When he was hired, Matheny had managed zero games at any level, nor had he served as a major league bench coach, another typical path to the top job. But he said he felt like every decision he would face as a manager he had already considered during his playing days.
“I think that’s one of the advantages to being a catcher, actually, because I felt like I needed to make sure I knew what I was doing every pitch,” Matheny said. “I was second-guessing myself every pitch.”
It is the position in which Posey and Molina find themselves now, studying video not only of how an opposing pitcher might face them when they’re at-bat — as almost all offensive players do — but also studying the entire opposing lineup, searching for tendencies and weaknesses that their own pitching staff might exploit. Matheny tells a story of how, when he was still playing for the Cardinals, he came across Molina as a young minor leaguer and went home to tell his wife, “I saw the kid that’s going to steal my job.”
“The thing that stood out to me was how receptive he was and how open to learn and to improve and to grow,” Matheny said.

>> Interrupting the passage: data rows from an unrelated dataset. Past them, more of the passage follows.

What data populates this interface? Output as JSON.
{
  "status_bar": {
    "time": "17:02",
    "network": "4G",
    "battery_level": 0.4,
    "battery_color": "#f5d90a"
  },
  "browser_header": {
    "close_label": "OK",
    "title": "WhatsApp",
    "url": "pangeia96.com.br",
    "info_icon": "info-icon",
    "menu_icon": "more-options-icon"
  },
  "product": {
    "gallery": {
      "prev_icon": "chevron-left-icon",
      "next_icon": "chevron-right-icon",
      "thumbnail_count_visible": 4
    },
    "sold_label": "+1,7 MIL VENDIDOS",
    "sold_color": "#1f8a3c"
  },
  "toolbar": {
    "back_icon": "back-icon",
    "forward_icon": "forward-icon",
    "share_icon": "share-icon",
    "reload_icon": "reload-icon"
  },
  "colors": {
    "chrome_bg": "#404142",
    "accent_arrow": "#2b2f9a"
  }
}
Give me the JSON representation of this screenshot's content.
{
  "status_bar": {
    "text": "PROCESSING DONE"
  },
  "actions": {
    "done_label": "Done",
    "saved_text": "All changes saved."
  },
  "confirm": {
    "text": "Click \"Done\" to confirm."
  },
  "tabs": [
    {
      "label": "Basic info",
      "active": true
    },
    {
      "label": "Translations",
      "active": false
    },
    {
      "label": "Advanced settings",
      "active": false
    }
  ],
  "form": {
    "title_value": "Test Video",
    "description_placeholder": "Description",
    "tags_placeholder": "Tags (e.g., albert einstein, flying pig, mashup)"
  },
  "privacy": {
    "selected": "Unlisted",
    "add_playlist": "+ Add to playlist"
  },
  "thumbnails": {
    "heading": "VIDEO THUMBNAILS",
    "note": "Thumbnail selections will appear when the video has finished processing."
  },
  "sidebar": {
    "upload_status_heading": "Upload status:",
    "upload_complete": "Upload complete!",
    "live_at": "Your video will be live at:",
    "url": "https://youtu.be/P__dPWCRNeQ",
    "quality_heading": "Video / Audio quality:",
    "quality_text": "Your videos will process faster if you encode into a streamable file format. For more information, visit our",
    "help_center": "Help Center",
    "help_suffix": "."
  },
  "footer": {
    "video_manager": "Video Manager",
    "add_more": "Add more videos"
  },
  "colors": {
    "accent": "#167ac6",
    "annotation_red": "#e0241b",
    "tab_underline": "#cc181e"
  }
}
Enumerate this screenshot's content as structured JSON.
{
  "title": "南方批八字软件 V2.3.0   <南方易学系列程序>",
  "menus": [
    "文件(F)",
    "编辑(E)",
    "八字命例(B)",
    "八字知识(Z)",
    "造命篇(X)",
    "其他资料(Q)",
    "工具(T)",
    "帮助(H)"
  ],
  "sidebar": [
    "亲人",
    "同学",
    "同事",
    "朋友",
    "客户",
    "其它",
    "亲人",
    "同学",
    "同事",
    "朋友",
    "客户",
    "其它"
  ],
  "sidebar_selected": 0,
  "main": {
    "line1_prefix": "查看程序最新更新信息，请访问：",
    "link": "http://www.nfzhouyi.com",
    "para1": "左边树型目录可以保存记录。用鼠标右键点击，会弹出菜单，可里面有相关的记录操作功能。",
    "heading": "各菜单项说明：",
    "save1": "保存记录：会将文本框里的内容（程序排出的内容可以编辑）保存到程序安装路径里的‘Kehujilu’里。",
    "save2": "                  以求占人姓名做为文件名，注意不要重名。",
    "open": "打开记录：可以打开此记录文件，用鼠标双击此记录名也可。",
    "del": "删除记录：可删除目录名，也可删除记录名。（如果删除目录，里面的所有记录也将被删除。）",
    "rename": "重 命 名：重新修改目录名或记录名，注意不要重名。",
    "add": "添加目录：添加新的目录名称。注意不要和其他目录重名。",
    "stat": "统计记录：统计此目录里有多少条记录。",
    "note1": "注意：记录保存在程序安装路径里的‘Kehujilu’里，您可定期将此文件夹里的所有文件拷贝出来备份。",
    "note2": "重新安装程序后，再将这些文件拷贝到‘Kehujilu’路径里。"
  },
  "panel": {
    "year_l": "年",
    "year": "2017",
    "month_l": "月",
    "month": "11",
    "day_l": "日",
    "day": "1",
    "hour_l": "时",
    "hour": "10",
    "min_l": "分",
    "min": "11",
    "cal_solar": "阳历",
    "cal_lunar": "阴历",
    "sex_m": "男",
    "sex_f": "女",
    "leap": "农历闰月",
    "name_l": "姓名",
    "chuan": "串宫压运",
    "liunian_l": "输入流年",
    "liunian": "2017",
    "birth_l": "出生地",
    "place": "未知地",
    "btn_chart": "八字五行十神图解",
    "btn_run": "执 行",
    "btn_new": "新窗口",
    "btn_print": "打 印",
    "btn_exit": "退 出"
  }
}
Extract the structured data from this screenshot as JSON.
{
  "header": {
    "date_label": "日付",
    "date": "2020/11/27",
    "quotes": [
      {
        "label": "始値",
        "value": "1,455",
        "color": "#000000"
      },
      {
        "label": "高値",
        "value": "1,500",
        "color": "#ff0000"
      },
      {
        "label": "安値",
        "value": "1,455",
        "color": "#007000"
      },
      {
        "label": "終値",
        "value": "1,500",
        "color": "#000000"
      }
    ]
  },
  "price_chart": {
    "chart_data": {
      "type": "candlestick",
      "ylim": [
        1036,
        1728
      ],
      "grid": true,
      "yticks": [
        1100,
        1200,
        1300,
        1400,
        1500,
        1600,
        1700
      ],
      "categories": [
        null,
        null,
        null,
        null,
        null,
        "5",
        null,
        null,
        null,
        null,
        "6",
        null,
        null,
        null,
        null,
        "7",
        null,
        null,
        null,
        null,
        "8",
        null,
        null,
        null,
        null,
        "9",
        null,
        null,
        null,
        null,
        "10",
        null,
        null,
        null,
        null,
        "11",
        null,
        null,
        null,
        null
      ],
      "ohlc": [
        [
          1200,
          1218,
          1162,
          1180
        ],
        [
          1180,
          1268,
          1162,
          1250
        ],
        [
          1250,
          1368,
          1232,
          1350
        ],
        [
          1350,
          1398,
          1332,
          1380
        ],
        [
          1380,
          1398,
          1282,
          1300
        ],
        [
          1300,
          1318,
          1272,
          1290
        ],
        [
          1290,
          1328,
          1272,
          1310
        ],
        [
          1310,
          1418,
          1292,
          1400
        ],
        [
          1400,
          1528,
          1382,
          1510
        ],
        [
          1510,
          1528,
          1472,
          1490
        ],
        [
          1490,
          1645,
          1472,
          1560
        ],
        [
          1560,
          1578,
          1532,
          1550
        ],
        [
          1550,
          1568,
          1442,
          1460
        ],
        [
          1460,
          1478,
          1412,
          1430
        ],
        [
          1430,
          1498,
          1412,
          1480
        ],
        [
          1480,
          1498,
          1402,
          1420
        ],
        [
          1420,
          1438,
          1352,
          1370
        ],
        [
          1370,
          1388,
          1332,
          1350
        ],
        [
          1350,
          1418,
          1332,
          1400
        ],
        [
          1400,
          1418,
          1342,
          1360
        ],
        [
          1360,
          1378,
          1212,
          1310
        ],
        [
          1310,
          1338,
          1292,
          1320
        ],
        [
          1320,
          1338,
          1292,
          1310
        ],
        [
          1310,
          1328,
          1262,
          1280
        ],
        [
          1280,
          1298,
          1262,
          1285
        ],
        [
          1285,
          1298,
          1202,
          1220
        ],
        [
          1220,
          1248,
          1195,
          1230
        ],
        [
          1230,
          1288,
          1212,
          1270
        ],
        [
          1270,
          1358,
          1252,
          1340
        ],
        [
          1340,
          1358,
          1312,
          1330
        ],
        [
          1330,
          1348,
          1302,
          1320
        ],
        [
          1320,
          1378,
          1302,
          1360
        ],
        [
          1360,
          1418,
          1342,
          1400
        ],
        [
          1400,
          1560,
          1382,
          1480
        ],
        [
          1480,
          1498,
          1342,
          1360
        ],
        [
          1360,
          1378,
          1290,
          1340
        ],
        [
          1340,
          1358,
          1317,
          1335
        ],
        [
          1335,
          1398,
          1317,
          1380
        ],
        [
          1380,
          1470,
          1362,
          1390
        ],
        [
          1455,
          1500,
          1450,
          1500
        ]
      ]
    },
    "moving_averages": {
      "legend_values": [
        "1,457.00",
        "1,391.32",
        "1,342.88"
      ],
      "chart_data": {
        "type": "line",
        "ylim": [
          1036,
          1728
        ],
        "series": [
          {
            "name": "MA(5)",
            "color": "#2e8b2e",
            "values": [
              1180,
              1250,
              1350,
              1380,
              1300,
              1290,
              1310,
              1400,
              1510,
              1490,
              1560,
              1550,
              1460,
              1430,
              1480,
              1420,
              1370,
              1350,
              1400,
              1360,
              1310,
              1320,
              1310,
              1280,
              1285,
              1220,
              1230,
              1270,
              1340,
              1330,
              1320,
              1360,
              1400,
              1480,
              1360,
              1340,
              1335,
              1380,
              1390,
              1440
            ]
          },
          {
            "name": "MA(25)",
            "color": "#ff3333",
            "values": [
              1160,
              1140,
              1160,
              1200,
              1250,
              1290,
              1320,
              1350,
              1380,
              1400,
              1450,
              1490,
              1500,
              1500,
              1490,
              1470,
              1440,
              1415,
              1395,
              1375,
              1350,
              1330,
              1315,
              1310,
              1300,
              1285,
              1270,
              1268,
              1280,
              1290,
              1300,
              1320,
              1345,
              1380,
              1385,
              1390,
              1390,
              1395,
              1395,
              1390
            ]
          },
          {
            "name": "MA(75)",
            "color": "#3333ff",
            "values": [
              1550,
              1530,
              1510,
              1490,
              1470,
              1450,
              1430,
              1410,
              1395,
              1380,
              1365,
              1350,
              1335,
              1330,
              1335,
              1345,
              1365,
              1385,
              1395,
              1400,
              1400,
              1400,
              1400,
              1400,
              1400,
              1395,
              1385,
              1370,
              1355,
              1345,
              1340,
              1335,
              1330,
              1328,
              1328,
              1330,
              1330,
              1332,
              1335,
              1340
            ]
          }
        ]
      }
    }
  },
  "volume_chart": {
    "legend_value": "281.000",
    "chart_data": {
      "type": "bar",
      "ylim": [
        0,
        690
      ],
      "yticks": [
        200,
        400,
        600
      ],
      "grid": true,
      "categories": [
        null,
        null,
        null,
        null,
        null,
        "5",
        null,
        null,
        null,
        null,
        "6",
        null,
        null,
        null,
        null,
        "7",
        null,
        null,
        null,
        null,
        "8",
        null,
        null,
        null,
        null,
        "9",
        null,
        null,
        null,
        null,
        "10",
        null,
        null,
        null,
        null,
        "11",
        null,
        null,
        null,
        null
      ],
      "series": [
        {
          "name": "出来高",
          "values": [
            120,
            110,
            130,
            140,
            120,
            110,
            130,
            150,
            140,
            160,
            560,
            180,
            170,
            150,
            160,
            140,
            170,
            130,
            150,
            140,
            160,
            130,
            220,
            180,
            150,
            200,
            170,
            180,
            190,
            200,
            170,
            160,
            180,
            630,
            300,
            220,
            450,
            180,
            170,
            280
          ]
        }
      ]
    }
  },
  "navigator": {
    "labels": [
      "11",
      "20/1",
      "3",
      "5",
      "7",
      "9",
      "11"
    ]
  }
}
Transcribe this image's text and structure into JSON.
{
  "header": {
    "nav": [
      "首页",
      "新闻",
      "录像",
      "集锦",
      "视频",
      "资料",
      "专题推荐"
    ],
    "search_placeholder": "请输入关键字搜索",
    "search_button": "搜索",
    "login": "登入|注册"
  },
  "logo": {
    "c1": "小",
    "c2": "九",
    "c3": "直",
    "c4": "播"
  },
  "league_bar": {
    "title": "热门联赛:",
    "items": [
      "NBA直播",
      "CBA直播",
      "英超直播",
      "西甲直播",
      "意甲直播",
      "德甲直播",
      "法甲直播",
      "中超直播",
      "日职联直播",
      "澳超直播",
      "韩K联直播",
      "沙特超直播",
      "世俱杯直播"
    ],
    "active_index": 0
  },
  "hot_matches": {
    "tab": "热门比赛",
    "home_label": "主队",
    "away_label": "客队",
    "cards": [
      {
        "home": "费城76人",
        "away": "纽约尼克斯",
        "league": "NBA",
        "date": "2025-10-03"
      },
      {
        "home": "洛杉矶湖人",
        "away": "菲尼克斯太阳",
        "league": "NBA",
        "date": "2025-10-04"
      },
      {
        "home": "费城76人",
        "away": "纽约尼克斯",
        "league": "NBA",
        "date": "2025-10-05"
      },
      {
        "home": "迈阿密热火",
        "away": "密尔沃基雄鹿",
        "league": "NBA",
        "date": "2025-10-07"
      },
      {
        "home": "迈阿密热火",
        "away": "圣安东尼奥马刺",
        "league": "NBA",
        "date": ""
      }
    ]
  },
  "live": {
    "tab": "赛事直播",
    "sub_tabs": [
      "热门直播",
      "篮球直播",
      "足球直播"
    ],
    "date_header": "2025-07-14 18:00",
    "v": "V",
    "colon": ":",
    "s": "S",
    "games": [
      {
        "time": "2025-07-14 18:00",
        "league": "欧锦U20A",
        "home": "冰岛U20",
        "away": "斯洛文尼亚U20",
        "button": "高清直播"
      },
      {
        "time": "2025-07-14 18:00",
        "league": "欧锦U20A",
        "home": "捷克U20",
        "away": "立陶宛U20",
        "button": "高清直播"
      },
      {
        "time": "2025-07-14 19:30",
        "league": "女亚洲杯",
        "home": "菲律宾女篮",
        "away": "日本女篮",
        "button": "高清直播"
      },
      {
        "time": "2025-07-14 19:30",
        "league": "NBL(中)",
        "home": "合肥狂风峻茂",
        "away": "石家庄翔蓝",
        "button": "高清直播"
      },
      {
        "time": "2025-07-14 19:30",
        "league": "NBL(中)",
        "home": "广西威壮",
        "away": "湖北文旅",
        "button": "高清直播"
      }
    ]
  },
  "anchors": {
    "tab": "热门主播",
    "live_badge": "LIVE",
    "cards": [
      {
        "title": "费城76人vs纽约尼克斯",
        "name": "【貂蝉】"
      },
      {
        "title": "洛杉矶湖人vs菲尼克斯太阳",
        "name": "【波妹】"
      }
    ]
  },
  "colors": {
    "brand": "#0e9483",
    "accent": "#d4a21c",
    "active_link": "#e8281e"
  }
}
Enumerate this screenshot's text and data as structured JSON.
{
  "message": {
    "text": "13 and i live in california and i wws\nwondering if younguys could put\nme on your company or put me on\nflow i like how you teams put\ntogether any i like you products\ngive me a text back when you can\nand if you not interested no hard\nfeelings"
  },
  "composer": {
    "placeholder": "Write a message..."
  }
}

Posey is five years younger than Molina, and so gifted offensively — his OPS of .957 trailed only five players in all of baseball — that he has had to deflect talk that he move to first base to better protect his body. (Minnesota’s Joe Mauer, the 2007 AL MVP, has also resisted moving.)
“It’s a grind,” Posey said. “You have to realize you’ll be hurt sometimes, and you have to play that way, still catch and still hit. It’s hard to explain unless you’re back there doing it.”
Now, each catcher left in the postseason can return to his dugout and find someone who knows what they’re going through — even though they may have abilities about which their managers only dreamed.
“There’s not a lot glamorous about the position, and it just makes it that much more rare that we’re talking about some very effective offensive players who grind through that position,” Matheny said. “The rigors of that position, day in and day out, physically and mentally, are really hard to describe. But I see these guys setting kind of the framework for that to change.”
Giants note: Bochy said second baseman Marco Scutaro, who suffered a left hip injury following a hard slide by St. Louis’s Matt Holliday on Monday, could be ready to play in Game 3. “He came out of this pretty good considering how hard he was hit,” Bochy said Tuesday. Scutaro remained in Game 2 after the slide, which appeared to be late, and delivered the two-run single that broke the game open. He was removed in the fifth inning.